SUPPLIED ENTRIES Start Marker

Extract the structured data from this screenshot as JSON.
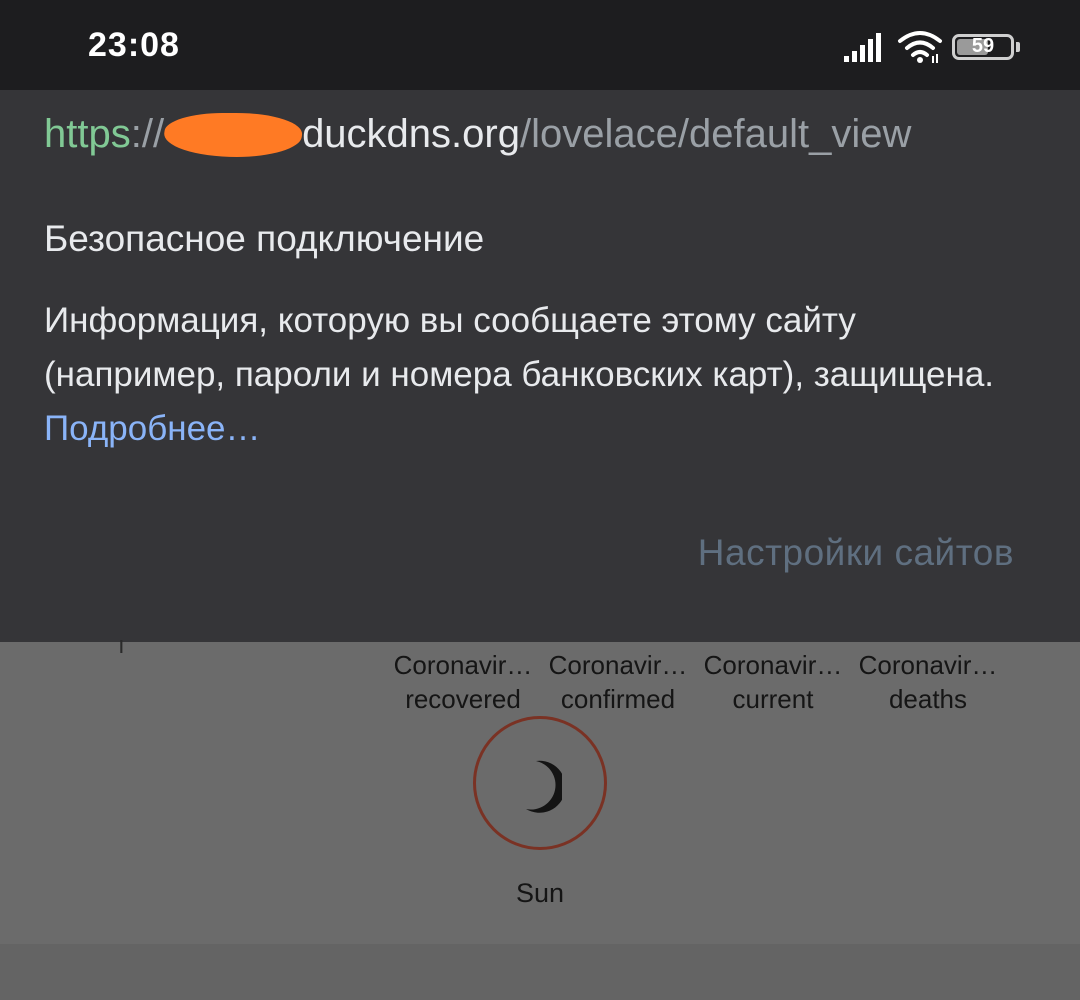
{
  "status_bar": {
    "time": "23:08",
    "battery_level": "59",
    "battery_fraction": 0.59,
    "icons": [
      "signal-icon",
      "wifi-icon",
      "battery-icon"
    ]
  },
  "popup": {
    "url": {
      "scheme": "https",
      "separator": "://",
      "host_visible": "duckdns.org",
      "path": "/lovelace/default_view"
    },
    "title": "Безопасное подключение",
    "body": "Информация, которую вы сообщаете этому сайту (например, пароли и номера банковских карт), защищена.",
    "learn_more": "Подробнее…",
    "site_settings": "Настройки сайтов"
  },
  "dashboard": {
    "sensors": [
      {
        "name": "Coronavir…",
        "state": "recovered"
      },
      {
        "name": "Coronavir…",
        "state": "confirmed"
      },
      {
        "name": "Coronavir…",
        "state": "current"
      },
      {
        "name": "Coronavir…",
        "state": "deaths"
      }
    ],
    "sun_label": "Sun",
    "sun_icon": "moon-icon"
  },
  "colors": {
    "status_bar_bg": "#1d1d1f",
    "popup_bg": "#353538",
    "scheme_green": "#81c995",
    "link_blue": "#8ab4f8",
    "redaction_orange": "#ff7a24",
    "sun_ring": "#7a3224"
  }
}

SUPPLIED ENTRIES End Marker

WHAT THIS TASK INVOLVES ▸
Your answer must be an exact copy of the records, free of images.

WRITTEN SOLUTION ▸
Extract the structured data from this screenshot as JSON.
{
  "status_bar": {
    "time": "23:08",
    "battery_level": "59",
    "battery_fraction": 0.59,
    "icons": [
      "signal-icon",
      "wifi-icon",
      "battery-icon"
    ]
  },
  "popup": {
    "url": {
      "scheme": "https",
      "separator": "://",
      "host_visible": "duckdns.org",
      "path": "/lovelace/default_view"
    },
    "title": "Безопасное подключение",
    "body": "Информация, которую вы сообщаете этому сайту (например, пароли и номера банковских карт), защищена.",
    "learn_more": "Подробнее…",
    "site_settings": "Настройки сайтов"
  },
  "dashboard": {
    "sensors": [
      {
        "name": "Coronavir…",
        "state": "recovered"
      },
      {
        "name": "Coronavir…",
        "state": "confirmed"
      },
      {
        "name": "Coronavir…",
        "state": "current"
      },
      {
        "name": "Coronavir…",
        "state": "deaths"
      }
    ],
    "sun_label": "Sun",
    "sun_icon": "moon-icon"
  },
  "colors": {
    "status_bar_bg": "#1d1d1f",
    "popup_bg": "#353538",
    "scheme_green": "#81c995",
    "link_blue": "#8ab4f8",
    "redaction_orange": "#ff7a24",
    "sun_ring": "#7a3224"
  }
}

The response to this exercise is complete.